Task goal: For each entry, restate it word for word while omitting any image it holds.

Material for the task:
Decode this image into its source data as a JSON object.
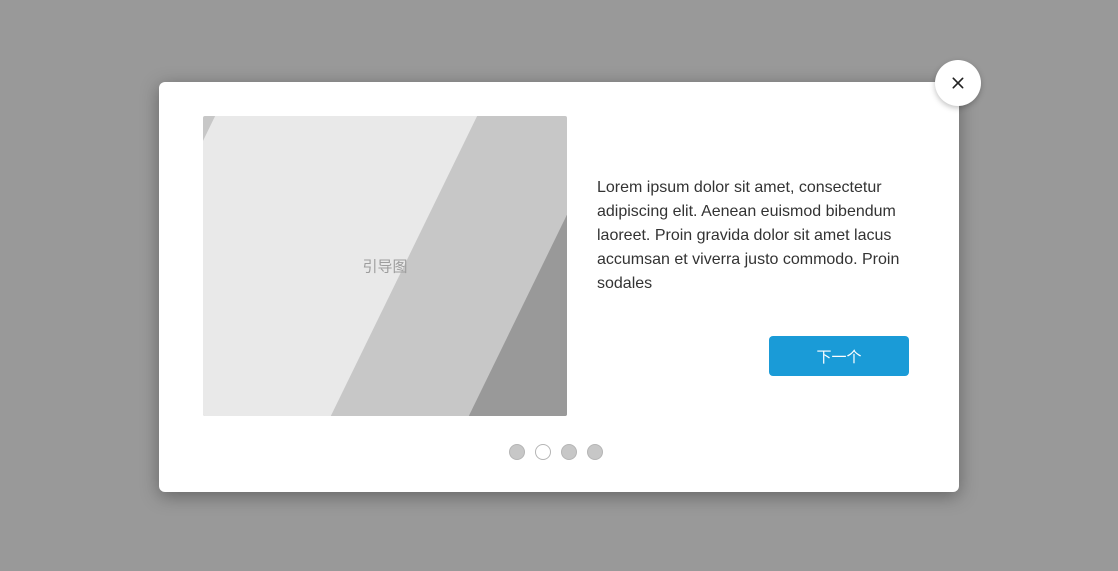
{
  "image": {
    "label": "引导图"
  },
  "content": {
    "description": "Lorem ipsum dolor sit amet, consectetur adipiscing elit. Aenean euismod bibendum laoreet. Proin gravida dolor sit amet lacus accumsan et viverra justo commodo. Proin sodales"
  },
  "actions": {
    "next_label": "下一个"
  },
  "pager": {
    "total": 4,
    "active_index": 1
  }
}
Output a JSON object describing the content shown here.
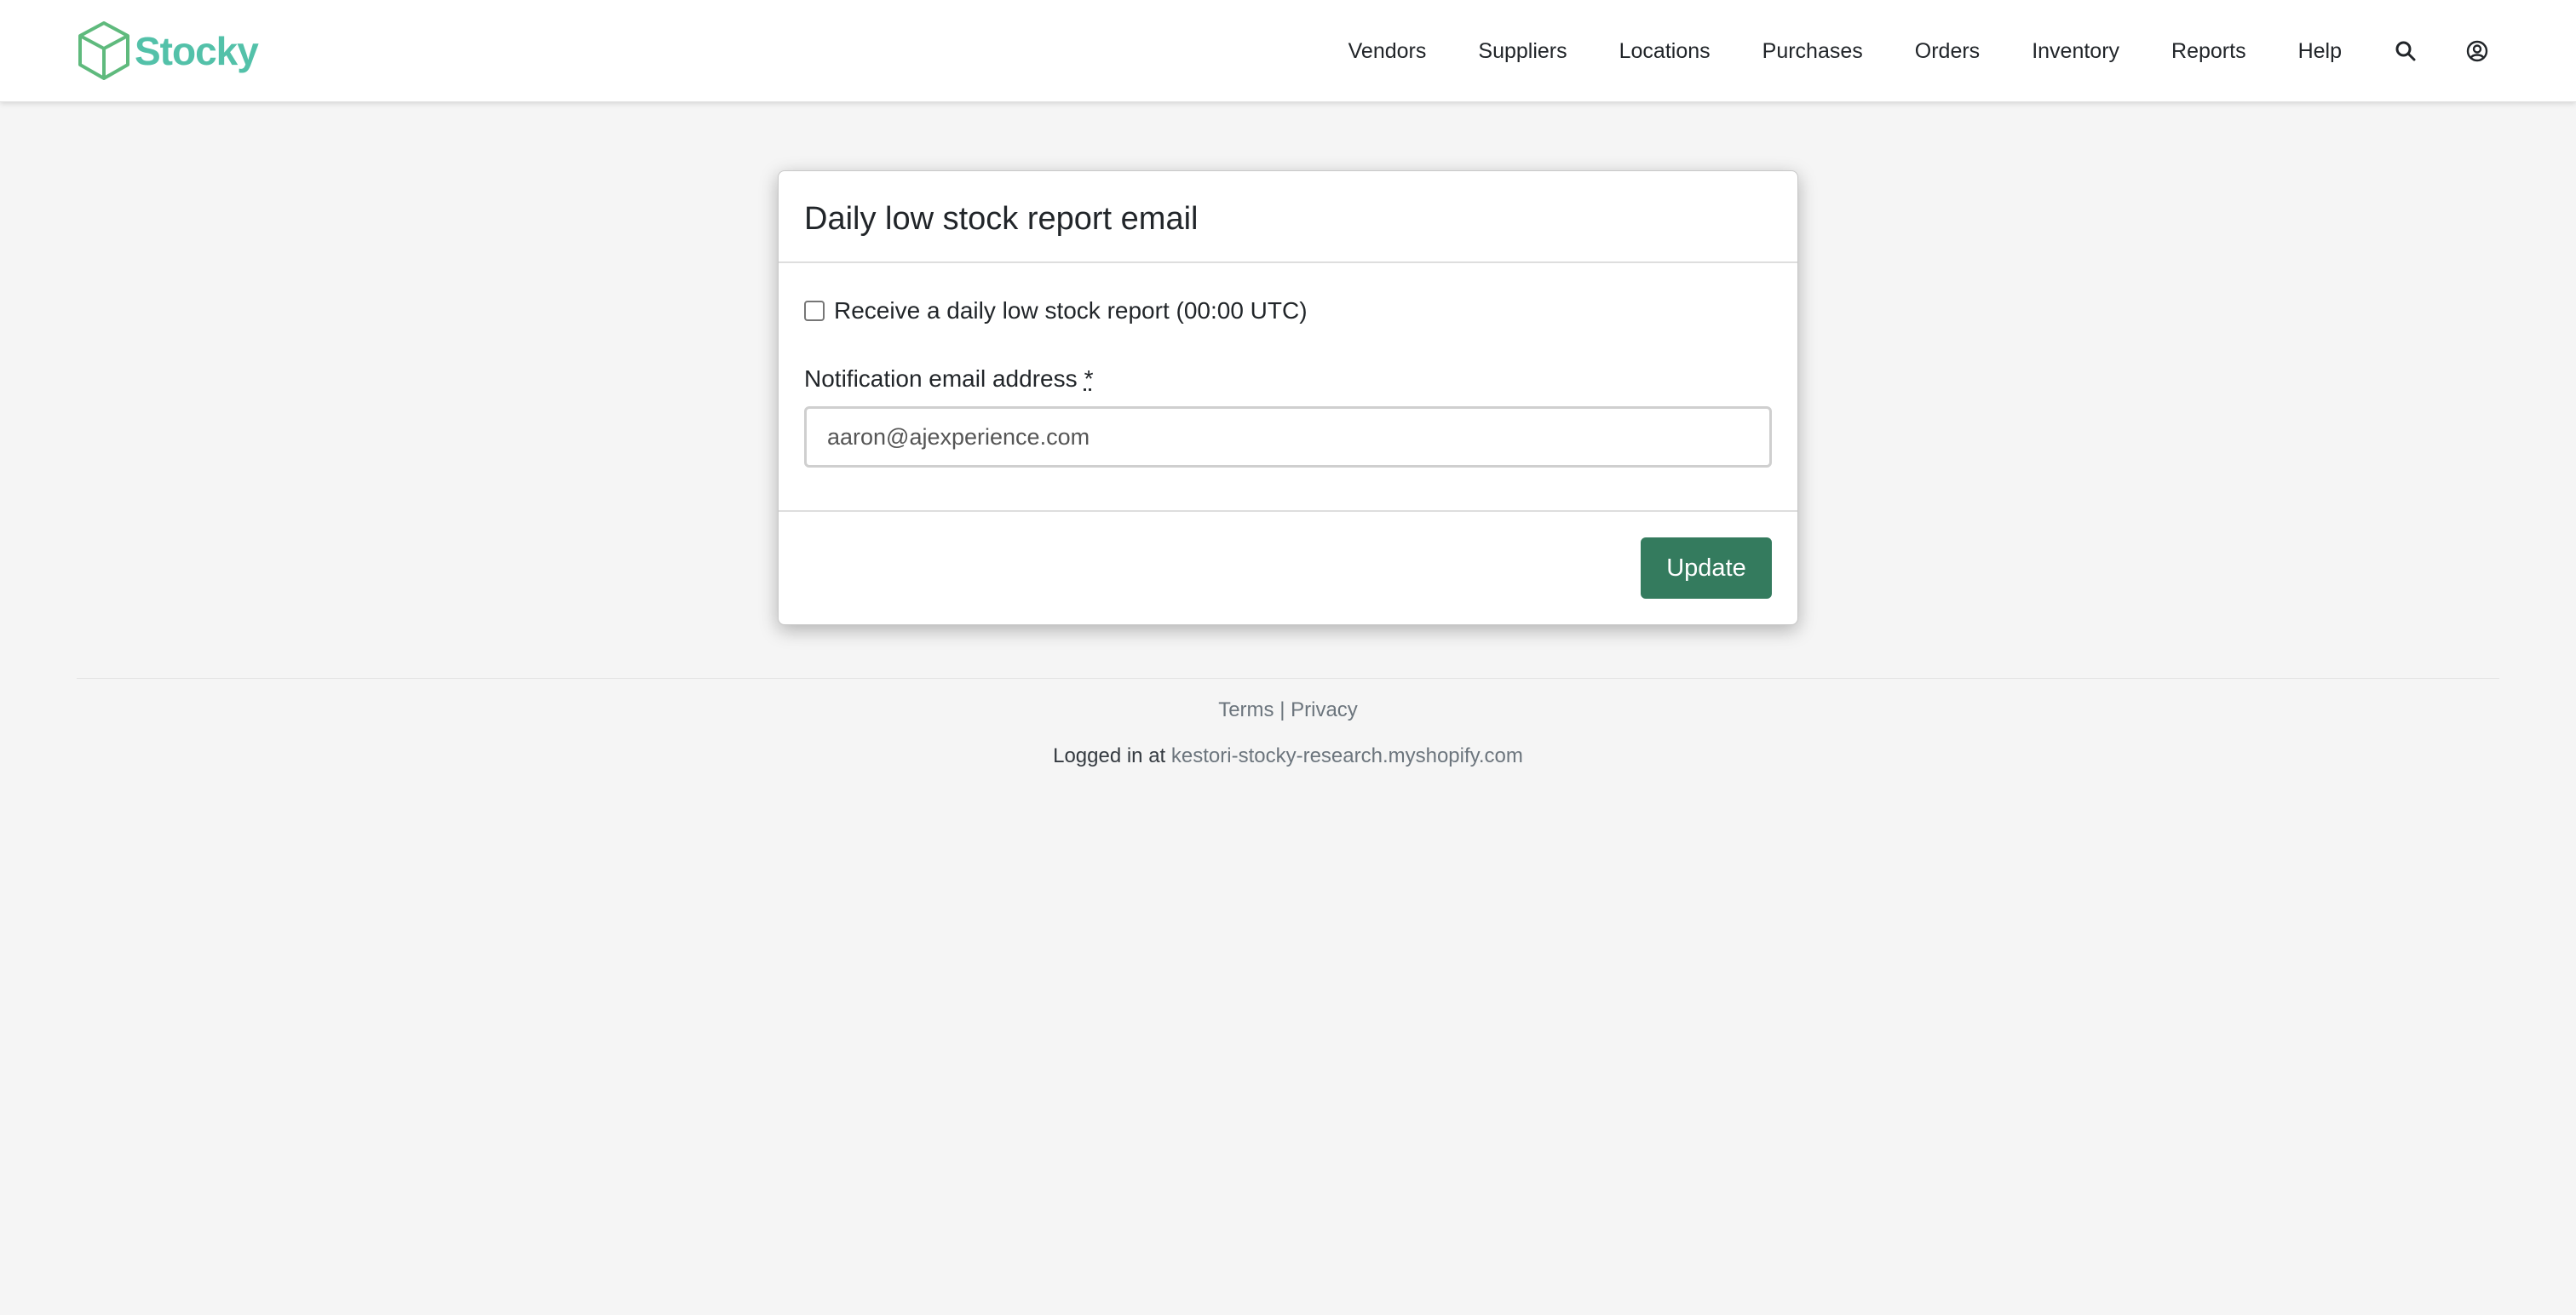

Answer box:
Decode this image into its source data as a JSON object.
{
  "image": {
    "label": "引导图"
  },
  "content": {
    "description": "Lorem ipsum dolor sit amet, consectetur adipiscing elit. Aenean euismod bibendum laoreet. Proin gravida dolor sit amet lacus accumsan et viverra justo commodo. Proin sodales"
  },
  "actions": {
    "next_label": "下一个"
  },
  "pager": {
    "total": 4,
    "active_index": 1
  }
}
Output a JSON object describing the content shown here.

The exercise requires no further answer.